“There are a lot of basic things that America has still not accepted in terms of how to live a happy urban life.”
Wishing to end poverty “wherever it existed,” LBJ acted not with government aid, but with a non-profit. The results have been catastrophic.
In 1910, the new mayor didn’t promise speed, but pledged “to do all our limited means permit to make Milwaukee a better place for every citizen.”
As the urban poor are displaced to metropolitan peripheries, policing and punishment have become more suburban.
For decades, South Asian architecture was impelled by the promise of a new society after empire. Now, such buildings are being demolished.
“Doesn’t every New Yorker really want to own a co-op?,” a realtor asked a crowd of tenants in 1972. But this provoked only “a chorus of noes.”
“As often the most vulnerable in our cities, immigrants face struggles that reflect the wider landscape of housing precarity.”

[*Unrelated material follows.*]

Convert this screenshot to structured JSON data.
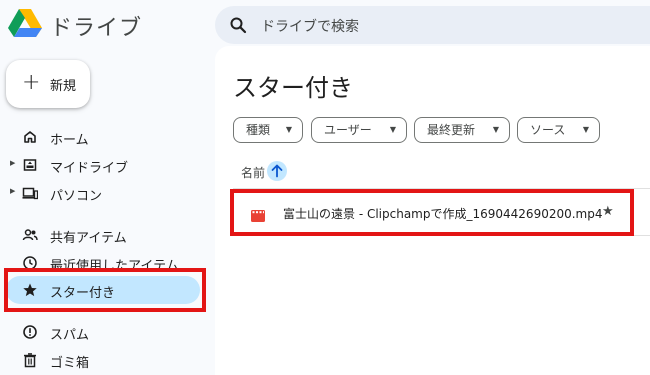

For the righting of historical wrongs, to simply transfer property continues to perpetuate violence. True reparations require far more work.

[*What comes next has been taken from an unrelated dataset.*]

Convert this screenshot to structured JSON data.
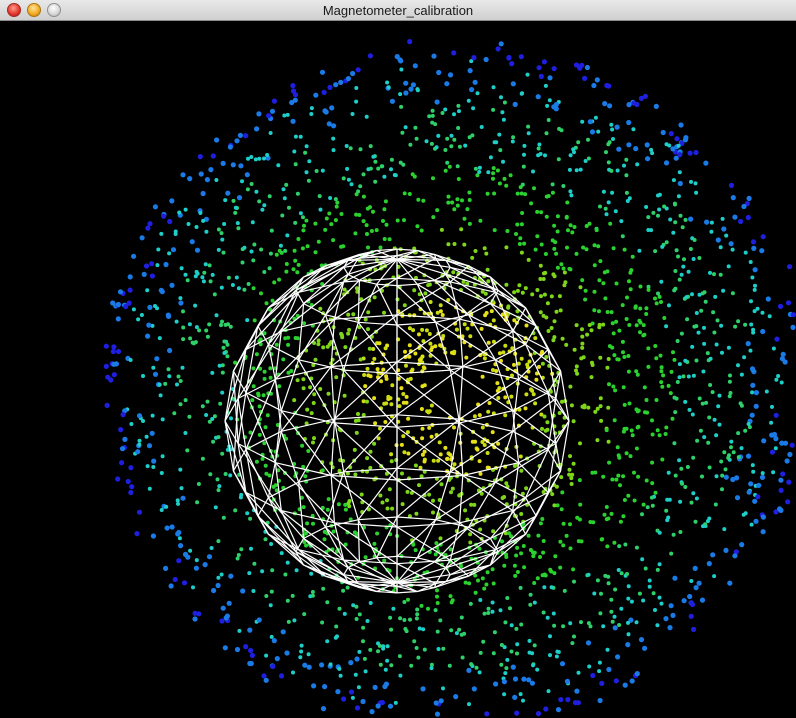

A powerful grassroots movement campaigned in the ’70s and ’80s for banks to reinvest equitably in red-lined urban communities. It failed—but why?
In the 1960s, Chicago’s white neighborhoods didn’t want Mexican Americans moving in. But one determined real estate broker changed everything.
500 years have passed since the fall of the Aztec capitol. But like that city, Pilsen’s power lies not in its buildings, but in its people.
The city testifies to the vast intellectual curiosity of medieval Muslims, and the splendor they translated from astrology into their designs.
"Often, the question of which place-names stick is about which ones hit our ears right."
On both sides of the border, artivistas—art activists—infuse their creative and political work with minority struggle and solidarity.
Many think the loss of discrete queer spaces is bad, even as the loss of the need for them is good. What is the nature of that loss?
Ten years ago today, Spain’s “15M” movement burst on the scene. In short order, everything changed. Or has it?
Revealing the multiple histories of disability justice can expand how we think of and design the places we build.
How to explain the miracle of an institution as gargantuan, complex, and pivotal to society as “government”? Watch Frederick Wiseman’s City Hall.
St. Louis seems to define America’s past—but does it offer insight for the future?
All cities tell a story. But who decides what Baltimore’s next story will be?